Canada - Treasury Bills (over 31 days)

Canada: Treasury Bills (over 31 days)

Mnemonic IRGT.ICAN
Unit %, NSA
Adjustments Not Seasonally Adjusted
Business Daily
Data 07 Dec 2021 0
06 Dec 2021 0

Series Information

Source Bank of Canada
Release Government Bond and Money Market Rates - Daily
Frequency Business Daily
Start Date 4/24/2001
End Date 12/7/2021

Canada: Markets

Reference Last Previous Units Frequency
Average Long-term Government Bond 07 Dec 2021 1.83 1.79 %, NSA Business Daily
Lending Rate 07 Dec 2021 0.5 0.5 %, NSA Business Daily
Monetary Policy Rate 07 Dec 2021 0.25 0.25 %, NSA Business Daily
Stock Market Index 07 Dec 2021 21,162 20,861 Index, NSA Daily
Treasury Bills (over 31 days) 07 Dec 2021 0 0 %, NSA Business Daily
Money Market Rate 06 Dec 2021 0.21 0.2 %, NSA Business Daily
Household Lending Rate Sep 2019 10 10 %, NSA Monthly

Release Information

THE TARGET FOR THE OVERNIGHT RATE is the main tool used by the Bank of Canada to conduct monetary policy. It tells major financial institutions the average interest rate the Bank of Canada wants to see in the marketplace where they lend each other money for one day, or "overnight." When the Bank changes the Target for the Overnight Rate, this change usually affects other interest rates, including mortgage rates and prime rates charged by commercial banks.

Canada's major financial institutions routinely borrow and lend money among themselves overnight, in order to cover their transactions during the day. Through the Large Value Transfer System (LVTS), these institutions conduct large transactions with each other electronically. At the end of the day, the financial institutions need to settle with each other. One bank may have funds left over at the end of this process, while another bank may need money. The trading in funds that allows all the institutions to cover their transactions is called the overnight market. The interest rate charged on those loans is called the overnight rate.

The Bank of Canada operates a system to make sure trading in the overnight market stays within its "operating band." This band, which is one-half of a percentage point wide, always has the Target for the Overnight Rate at its center. For example, if the operating band is 4.25 to 4.75 per cent, the Target for the Overnight Rate would be 4.50 per cent. Since the institutions know that the Bank of Canada will always lend them money at the rate at the top of the band, and pay interest on deposits at the bottom, there is no reason for them to trade funds at rates outside the band.

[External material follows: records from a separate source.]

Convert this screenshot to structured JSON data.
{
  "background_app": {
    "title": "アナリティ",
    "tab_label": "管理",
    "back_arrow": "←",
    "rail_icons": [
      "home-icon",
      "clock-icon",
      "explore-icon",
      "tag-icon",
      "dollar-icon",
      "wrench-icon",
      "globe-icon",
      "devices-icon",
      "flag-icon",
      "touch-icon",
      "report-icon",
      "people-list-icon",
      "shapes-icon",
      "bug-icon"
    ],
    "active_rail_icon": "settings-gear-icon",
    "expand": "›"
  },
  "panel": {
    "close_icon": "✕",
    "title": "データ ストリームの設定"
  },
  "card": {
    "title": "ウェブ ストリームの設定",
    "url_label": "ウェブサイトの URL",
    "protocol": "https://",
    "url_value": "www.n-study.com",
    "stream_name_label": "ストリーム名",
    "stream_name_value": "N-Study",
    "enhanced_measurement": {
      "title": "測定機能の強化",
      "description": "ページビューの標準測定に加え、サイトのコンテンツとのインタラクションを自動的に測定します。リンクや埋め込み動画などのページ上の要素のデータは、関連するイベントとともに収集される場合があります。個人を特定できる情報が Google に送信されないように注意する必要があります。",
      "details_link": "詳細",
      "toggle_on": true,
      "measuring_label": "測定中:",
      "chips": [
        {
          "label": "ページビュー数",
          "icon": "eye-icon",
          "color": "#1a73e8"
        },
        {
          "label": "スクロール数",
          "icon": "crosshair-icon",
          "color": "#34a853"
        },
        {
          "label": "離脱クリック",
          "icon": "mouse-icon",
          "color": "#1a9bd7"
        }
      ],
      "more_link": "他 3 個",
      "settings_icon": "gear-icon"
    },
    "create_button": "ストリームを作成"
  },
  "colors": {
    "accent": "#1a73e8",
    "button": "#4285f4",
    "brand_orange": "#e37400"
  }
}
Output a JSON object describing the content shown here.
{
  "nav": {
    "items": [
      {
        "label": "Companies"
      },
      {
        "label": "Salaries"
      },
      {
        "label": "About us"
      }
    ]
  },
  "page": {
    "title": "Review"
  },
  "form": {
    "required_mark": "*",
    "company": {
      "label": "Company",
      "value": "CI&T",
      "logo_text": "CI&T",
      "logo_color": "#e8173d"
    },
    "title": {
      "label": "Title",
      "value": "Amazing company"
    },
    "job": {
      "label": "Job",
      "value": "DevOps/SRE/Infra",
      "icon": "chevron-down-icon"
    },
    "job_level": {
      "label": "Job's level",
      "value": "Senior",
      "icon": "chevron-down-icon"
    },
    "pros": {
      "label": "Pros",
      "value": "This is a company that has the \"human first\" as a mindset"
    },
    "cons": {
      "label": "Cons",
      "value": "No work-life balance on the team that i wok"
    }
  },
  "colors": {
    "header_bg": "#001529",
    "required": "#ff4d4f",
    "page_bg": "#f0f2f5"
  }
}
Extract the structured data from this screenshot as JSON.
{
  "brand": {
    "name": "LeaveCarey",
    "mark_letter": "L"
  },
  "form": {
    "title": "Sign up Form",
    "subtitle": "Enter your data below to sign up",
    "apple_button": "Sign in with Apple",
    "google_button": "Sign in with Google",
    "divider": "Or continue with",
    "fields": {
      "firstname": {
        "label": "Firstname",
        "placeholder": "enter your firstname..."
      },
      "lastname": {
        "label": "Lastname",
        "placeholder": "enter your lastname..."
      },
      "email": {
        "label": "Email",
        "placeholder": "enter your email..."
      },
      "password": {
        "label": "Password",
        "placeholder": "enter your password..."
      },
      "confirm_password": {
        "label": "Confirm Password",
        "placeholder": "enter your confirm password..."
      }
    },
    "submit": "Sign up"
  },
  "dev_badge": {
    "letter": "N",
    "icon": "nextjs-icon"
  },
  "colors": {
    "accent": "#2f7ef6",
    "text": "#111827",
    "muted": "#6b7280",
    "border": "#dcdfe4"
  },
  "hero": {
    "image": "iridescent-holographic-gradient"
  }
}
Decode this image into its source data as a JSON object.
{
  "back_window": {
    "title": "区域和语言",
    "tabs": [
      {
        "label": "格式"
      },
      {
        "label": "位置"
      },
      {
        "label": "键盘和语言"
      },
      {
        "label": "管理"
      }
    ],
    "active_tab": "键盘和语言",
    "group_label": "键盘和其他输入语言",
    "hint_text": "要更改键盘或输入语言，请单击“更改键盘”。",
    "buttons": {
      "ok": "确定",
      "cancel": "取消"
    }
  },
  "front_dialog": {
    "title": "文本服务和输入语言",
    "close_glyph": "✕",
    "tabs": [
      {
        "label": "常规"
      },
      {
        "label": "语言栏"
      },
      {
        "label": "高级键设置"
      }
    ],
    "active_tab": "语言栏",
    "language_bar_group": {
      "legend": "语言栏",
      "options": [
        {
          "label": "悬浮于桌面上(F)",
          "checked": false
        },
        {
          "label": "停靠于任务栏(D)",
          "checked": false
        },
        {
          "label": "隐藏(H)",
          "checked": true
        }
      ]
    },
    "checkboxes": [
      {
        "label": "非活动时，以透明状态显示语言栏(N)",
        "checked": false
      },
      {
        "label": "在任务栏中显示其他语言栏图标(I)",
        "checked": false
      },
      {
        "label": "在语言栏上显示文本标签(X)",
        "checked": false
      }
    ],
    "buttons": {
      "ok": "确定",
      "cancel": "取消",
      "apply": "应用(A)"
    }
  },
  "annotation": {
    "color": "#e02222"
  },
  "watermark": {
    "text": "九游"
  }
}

The Bank can also intervene in the overnight market at the Target rate, if the market rate is moving away from the Target. The Target sets the trend. When the Bank changes the Target for the Overnight Rate, this sends a clear signal about the direction in which it wants short-term interest rates to go. These changes usually lead to moves in the prime rate at commercial banks, which serves as a benchmark for many of their loans. These changes can also indirectly affect mortgage rates, and the interest paid to consumers on bank accounts, GICs, and other savings.

When interest rates go down, people and businesses are encouraged to borrow and spend more, boosting the economy. But if the economy grows too fast, it can lead to inflation. The Bank may then raise interest rates to slow down borrowing and spending, putting a brake on inflation. In choosing a Target for the Overnight Rate, the Bank of Canada picks a level that it feels will keep future inflation low, stable and predictable. Keeping inflation low and stable helps provide a good climate for sustainable economic growth, investment and job creation.

International Comparability

When comparing Canada's official interest rates with those of other countries, the Target for the Overnight Rate is the best rate to use. It is directly comparable with the U.S. Federal Reserve's target for the federal funds rate, the Bank of England's two-week "repo rate," and the minimum bid rate for refinancing operations (the repo rate) at the European Central Bank.

Data is final when posted and generally not subject to revision. 

The Canadian overnight repo rate (CORRA) is the weighted average rate of overnight general (non-specific) collateral repo trades that occurred through designated inter-dealer brokers and the Canadian Derivatives Clearing Corporation's central counterparty system between 6:00 a.m. and 4:00 p.m. on the specified date as reported to the Bank of Canada. The list of contributors, as recognized by the Investment Industry Association of Canada (IIAC), includes Freedom International Brokerage Inc., Tullett Prebon (Canada) Ltd. and Shorcan Brokers Ltd. Although the data is believed to be reliable, the Bank of Canada does not guarantee its accuracy or completeness. As approved by the IIAC, in the event that less than $500 million in eligible overnight trades are reported, CORRA will be set at the Bank of Canada's target for the overnight rate.